» REQUIRED ACTION
Counting only lines that contain the word "name", state the total for the listing below and nothing else.

» RECORD EXCERPTS
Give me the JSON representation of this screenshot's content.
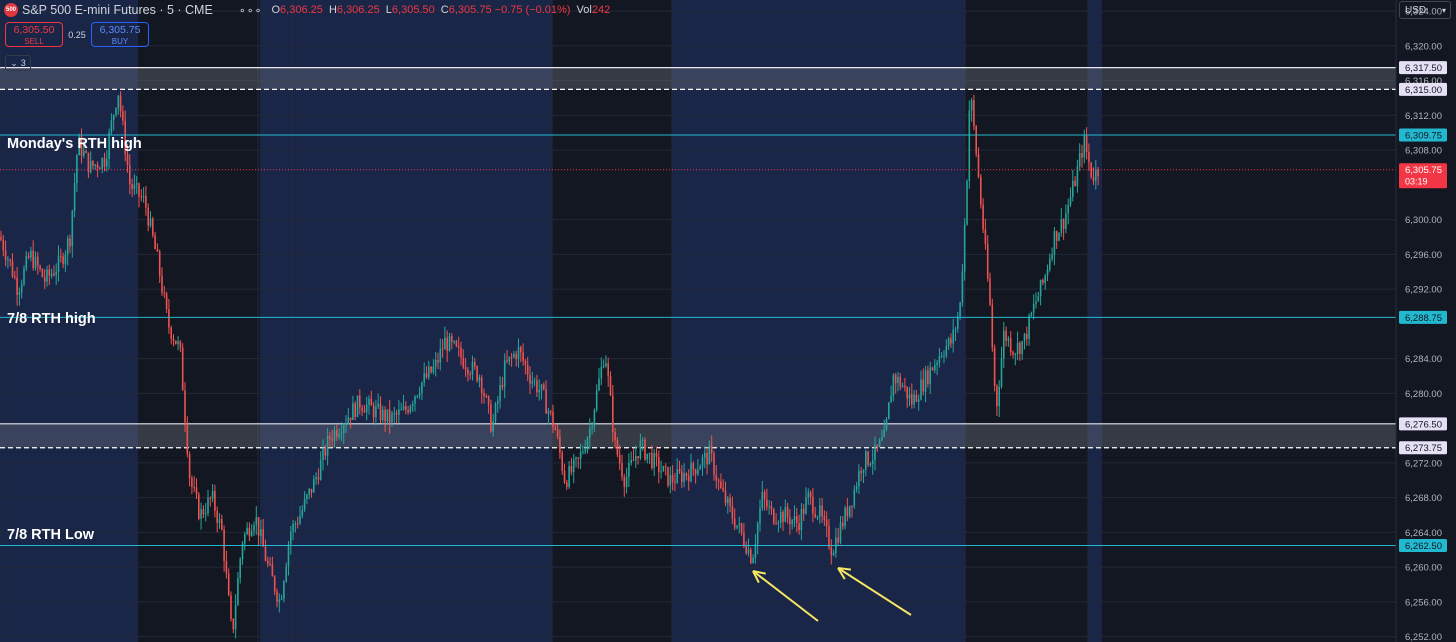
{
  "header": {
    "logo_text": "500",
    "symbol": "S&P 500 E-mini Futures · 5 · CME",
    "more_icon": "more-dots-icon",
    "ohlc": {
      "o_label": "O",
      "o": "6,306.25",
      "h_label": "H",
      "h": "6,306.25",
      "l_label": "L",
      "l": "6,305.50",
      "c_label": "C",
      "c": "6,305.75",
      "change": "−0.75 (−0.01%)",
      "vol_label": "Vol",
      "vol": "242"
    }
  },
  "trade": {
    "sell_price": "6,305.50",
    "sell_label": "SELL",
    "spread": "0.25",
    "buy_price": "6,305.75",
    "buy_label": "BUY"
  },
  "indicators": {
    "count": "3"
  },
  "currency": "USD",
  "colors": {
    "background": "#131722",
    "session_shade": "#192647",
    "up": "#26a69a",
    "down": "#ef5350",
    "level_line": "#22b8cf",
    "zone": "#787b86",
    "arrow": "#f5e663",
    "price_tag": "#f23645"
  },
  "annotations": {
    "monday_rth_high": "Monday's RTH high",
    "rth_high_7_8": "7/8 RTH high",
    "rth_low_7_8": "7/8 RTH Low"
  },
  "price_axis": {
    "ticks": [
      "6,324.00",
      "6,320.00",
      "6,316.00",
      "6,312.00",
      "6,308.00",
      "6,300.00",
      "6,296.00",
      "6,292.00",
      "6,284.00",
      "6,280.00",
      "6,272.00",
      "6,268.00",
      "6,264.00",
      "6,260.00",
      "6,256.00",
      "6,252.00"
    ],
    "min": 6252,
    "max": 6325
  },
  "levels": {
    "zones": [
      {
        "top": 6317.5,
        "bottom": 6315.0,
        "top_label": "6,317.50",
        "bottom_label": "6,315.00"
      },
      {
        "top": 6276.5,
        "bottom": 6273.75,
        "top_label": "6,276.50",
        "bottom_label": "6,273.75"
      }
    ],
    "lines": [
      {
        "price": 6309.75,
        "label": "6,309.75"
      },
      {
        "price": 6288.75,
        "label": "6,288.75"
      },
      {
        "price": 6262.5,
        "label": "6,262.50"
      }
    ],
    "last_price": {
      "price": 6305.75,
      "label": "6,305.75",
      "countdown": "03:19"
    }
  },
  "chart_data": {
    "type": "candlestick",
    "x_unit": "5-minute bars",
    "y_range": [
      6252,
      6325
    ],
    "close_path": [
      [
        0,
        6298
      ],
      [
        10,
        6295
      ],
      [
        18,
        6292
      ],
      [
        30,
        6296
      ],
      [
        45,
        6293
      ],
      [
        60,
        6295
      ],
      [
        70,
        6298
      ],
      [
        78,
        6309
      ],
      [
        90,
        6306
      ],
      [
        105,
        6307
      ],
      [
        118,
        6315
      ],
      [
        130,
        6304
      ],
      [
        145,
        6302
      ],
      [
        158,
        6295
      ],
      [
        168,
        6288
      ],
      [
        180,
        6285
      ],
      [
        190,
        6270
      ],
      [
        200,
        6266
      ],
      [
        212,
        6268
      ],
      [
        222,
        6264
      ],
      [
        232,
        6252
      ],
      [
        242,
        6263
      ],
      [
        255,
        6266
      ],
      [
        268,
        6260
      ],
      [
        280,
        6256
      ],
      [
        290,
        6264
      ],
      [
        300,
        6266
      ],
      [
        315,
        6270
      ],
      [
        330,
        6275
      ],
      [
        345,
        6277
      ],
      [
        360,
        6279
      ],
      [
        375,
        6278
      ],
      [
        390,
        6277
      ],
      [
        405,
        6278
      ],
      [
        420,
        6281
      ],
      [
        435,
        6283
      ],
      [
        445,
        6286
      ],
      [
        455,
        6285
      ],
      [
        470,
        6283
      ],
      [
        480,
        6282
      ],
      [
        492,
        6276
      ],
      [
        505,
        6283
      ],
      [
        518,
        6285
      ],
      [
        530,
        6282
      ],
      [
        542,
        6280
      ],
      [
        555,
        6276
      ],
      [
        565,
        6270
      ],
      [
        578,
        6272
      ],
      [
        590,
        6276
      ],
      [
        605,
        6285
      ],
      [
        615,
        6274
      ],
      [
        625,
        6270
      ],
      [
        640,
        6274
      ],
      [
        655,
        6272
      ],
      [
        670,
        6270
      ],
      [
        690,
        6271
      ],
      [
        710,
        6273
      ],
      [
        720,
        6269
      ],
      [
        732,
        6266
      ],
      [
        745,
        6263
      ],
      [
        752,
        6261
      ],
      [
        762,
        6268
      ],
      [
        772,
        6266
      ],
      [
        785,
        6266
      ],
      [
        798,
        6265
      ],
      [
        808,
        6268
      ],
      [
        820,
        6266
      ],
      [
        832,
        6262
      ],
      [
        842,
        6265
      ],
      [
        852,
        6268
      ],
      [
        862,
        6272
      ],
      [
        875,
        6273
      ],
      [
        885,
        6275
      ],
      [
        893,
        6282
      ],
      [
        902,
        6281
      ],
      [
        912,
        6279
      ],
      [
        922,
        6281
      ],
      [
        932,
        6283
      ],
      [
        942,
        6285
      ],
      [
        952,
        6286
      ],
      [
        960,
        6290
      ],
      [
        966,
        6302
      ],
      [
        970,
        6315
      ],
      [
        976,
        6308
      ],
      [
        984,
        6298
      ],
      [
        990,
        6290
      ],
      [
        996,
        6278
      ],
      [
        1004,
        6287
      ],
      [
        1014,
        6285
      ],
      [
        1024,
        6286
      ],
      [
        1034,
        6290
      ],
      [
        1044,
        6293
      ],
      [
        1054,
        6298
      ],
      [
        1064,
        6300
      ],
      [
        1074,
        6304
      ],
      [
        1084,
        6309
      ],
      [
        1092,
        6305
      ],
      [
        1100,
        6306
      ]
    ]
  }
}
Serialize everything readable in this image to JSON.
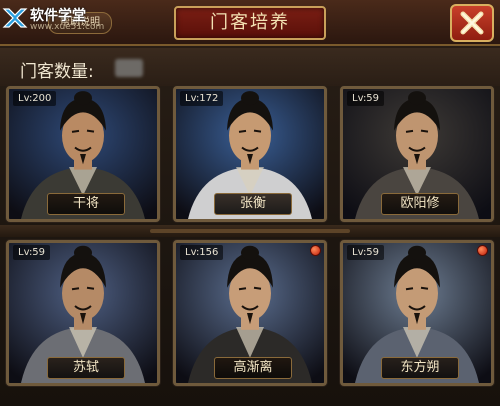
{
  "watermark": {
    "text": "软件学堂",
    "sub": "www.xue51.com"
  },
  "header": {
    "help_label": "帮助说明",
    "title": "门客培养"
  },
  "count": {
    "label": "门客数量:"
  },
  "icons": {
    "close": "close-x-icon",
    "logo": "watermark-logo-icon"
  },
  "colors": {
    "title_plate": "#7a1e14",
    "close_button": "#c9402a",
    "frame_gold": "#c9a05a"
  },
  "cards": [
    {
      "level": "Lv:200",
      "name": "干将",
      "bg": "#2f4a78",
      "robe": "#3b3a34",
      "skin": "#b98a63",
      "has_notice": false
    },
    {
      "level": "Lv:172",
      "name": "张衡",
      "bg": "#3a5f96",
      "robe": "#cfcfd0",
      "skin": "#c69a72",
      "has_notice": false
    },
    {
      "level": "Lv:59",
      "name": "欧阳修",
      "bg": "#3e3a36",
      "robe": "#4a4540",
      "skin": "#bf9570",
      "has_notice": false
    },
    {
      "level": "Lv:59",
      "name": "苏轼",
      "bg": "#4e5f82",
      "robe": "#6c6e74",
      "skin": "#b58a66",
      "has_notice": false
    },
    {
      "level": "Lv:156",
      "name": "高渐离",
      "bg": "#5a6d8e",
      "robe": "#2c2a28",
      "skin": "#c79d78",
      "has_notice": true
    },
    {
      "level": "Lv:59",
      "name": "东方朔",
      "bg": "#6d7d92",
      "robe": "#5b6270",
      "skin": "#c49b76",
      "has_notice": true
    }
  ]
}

» SOLUTION TO THIS TASK
6